--- START ---

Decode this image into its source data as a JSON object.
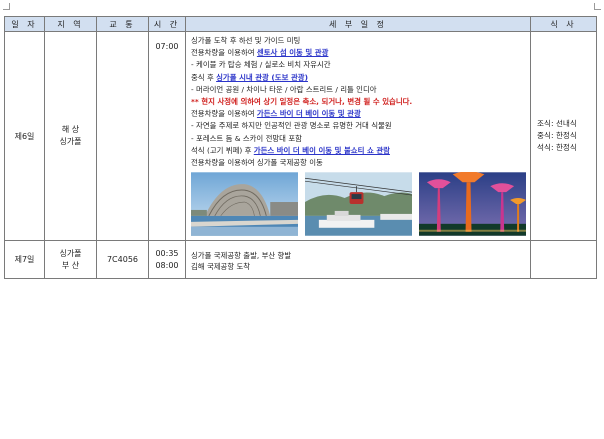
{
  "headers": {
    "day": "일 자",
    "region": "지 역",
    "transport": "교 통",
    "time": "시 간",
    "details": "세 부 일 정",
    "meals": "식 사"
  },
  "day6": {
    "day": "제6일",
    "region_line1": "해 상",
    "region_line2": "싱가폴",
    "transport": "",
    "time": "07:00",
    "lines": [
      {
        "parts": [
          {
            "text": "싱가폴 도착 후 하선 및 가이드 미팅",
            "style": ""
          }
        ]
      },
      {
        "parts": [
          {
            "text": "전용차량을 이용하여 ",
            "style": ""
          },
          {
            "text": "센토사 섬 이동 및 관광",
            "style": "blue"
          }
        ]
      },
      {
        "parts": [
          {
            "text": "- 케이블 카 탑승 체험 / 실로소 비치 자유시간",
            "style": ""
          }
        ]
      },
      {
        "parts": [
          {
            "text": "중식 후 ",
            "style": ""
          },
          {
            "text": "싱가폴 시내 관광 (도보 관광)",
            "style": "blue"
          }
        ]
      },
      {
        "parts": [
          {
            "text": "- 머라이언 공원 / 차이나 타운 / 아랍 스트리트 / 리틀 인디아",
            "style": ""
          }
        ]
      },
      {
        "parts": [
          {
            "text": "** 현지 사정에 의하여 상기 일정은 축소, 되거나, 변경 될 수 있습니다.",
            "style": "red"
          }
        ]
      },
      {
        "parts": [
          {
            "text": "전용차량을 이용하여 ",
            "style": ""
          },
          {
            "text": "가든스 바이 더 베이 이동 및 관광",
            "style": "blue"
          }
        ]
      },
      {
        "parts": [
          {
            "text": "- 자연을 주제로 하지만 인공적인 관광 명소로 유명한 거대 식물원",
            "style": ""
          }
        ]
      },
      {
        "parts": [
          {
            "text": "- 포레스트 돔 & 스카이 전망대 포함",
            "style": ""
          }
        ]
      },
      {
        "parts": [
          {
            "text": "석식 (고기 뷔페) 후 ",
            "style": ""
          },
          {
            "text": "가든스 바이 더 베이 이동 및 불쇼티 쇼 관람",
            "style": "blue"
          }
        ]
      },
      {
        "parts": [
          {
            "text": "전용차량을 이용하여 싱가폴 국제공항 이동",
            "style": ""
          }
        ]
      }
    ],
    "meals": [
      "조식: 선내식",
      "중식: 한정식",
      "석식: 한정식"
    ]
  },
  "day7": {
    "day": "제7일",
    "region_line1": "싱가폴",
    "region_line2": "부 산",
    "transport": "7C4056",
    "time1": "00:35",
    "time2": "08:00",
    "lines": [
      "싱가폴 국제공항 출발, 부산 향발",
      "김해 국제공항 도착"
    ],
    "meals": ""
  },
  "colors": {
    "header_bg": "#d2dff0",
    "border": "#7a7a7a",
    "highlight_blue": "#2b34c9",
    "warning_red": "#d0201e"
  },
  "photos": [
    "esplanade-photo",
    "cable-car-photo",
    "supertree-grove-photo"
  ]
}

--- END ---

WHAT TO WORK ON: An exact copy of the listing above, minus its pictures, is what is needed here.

TASK RESULT:
Decode this image into its source data as a JSON object.
{
  "headers": {
    "day": "일 자",
    "region": "지 역",
    "transport": "교 통",
    "time": "시 간",
    "details": "세 부 일 정",
    "meals": "식 사"
  },
  "day6": {
    "day": "제6일",
    "region_line1": "해 상",
    "region_line2": "싱가폴",
    "transport": "",
    "time": "07:00",
    "lines": [
      {
        "parts": [
          {
            "text": "싱가폴 도착 후 하선 및 가이드 미팅",
            "style": ""
          }
        ]
      },
      {
        "parts": [
          {
            "text": "전용차량을 이용하여 ",
            "style": ""
          },
          {
            "text": "센토사 섬 이동 및 관광",
            "style": "blue"
          }
        ]
      },
      {
        "parts": [
          {
            "text": "- 케이블 카 탑승 체험 / 실로소 비치 자유시간",
            "style": ""
          }
        ]
      },
      {
        "parts": [
          {
            "text": "중식 후 ",
            "style": ""
          },
          {
            "text": "싱가폴 시내 관광 (도보 관광)",
            "style": "blue"
          }
        ]
      },
      {
        "parts": [
          {
            "text": "- 머라이언 공원 / 차이나 타운 / 아랍 스트리트 / 리틀 인디아",
            "style": ""
          }
        ]
      },
      {
        "parts": [
          {
            "text": "** 현지 사정에 의하여 상기 일정은 축소, 되거나, 변경 될 수 있습니다.",
            "style": "red"
          }
        ]
      },
      {
        "parts": [
          {
            "text": "전용차량을 이용하여 ",
            "style": ""
          },
          {
            "text": "가든스 바이 더 베이 이동 및 관광",
            "style": "blue"
          }
        ]
      },
      {
        "parts": [
          {
            "text": "- 자연을 주제로 하지만 인공적인 관광 명소로 유명한 거대 식물원",
            "style": ""
          }
        ]
      },
      {
        "parts": [
          {
            "text": "- 포레스트 돔 & 스카이 전망대 포함",
            "style": ""
          }
        ]
      },
      {
        "parts": [
          {
            "text": "석식 (고기 뷔페) 후 ",
            "style": ""
          },
          {
            "text": "가든스 바이 더 베이 이동 및 불쇼티 쇼 관람",
            "style": "blue"
          }
        ]
      },
      {
        "parts": [
          {
            "text": "전용차량을 이용하여 싱가폴 국제공항 이동",
            "style": ""
          }
        ]
      }
    ],
    "meals": [
      "조식: 선내식",
      "중식: 한정식",
      "석식: 한정식"
    ]
  },
  "day7": {
    "day": "제7일",
    "region_line1": "싱가폴",
    "region_line2": "부 산",
    "transport": "7C4056",
    "time1": "00:35",
    "time2": "08:00",
    "lines": [
      "싱가폴 국제공항 출발, 부산 향발",
      "김해 국제공항 도착"
    ],
    "meals": ""
  },
  "colors": {
    "header_bg": "#d2dff0",
    "border": "#7a7a7a",
    "highlight_blue": "#2b34c9",
    "warning_red": "#d0201e"
  },
  "photos": [
    "esplanade-photo",
    "cable-car-photo",
    "supertree-grove-photo"
  ]
}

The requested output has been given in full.